When I was asked to make this address I wondered what I had to say to you boys who are graduating. And I think I have one thing to say. If you wish to be useful, never take a course that will silence you. Refuse to learn anything that implies collusion, whether it be a clerkship or a curacy, a legal fee or a post in a university. Retain the power of speech no matter what other power you may lose. If you can take this course, and in so far as you take it, you will bless this country. In so far as you depart from this course, you become dampers, mutes, and hooded executioners. -- John J. Chapman
Retroshare is nice, but can't be used to talk in public as a member of the public with other members of the public. I mean, a few friends talking freely behind closed doors? Even dictatorships have that.
Don't take this wrong, I know you meant to point out a cool program, and I'm not having a go at you or anyone seeking technical solutions for this.. but I think this is a social/political problem, and ultimately needs to be deal with as such, if we're ever to achieve anything real.
If talking freely is risky, because we're still in the stone age in so many ways, then I want the risks, not to shut up.
> a few friends talking freely behind closed doors? Even dictatorships have that.
But I feel that I do not have this across the Internet! It is good to be able to talk freely behind closed doors, too. This is why RetroShare seems to solve an important problem for me :)
Imagine if the zebras instead had watched in horror as the first few "pioneers" got mauled... prodding each other saying "your turn", until all of them were too weak to be able to cross, even as a herd, and the crocodiles simply came out of the river and dragged them into it (which is exactly what would have happened, because the reason they cross rivers is that there is nothing left to eat on their side of it).
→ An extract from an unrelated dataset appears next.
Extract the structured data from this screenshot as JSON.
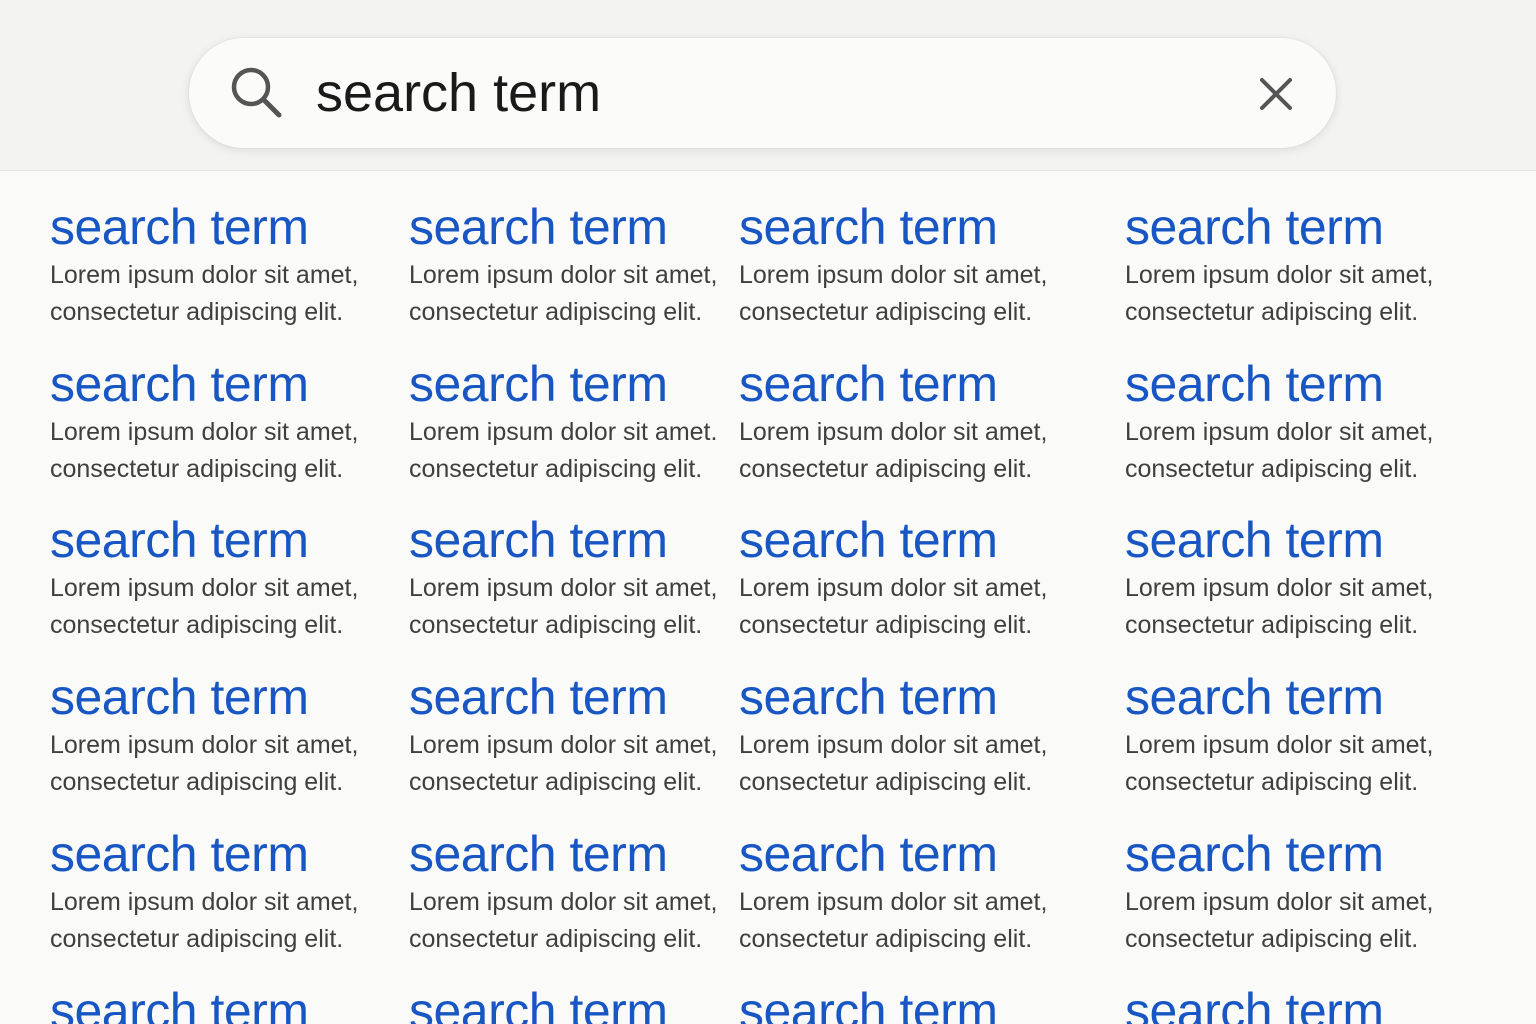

Not that I consider humans herd animals, or that I want to other humans who prey on humans so much that I would cast them as a different species. But I still think there is a lesson for us in there, too. Cowardice, as rational as it may seem, simply doesn't pay in the long run. Until we learn that, we're stuck.
I found RetroShare worthy of its own submission, given today's climate: https://news.ycombinator.com/item?id=5983913
If the next time I visit the US I have my laptop confiscated, my luggage searched or have my entry denied, so be it. I'll know that's because the US no longer welcomes free speech and plan my future travels and career moves accordingly.
I'll add that, if that ever happens, it'll be a sad day for me. I still have faith a country founded on principles rather than ethnicity or geography means something. I'd like to keep that faith, if possible.
When I exercise my fifth amendment right to silence when I am questioned upon attempting to re-enter my home country, I get arrested and harassed and threatened for hours and hours.
The phones are all tapped, the cops rule everything, and all of the basic rights we were told we had are now exercised only at the mercy of the military rulers.
A few years ago I went back to the US to visit the crypto museum (incidentally, right across the street from NSA in Fort Meade). It was my first trip to the DC area and the first night I got in, I went over to the Jefferson memorial. A sign on the pathway approaching the dome warns visitors that due to federal law, firearms are prohibited on the grounds.
Jefferson would be proud, I'm sure.
[note to non-US citizens: It's basic right #2 in the USA that people can own and carry firearms.]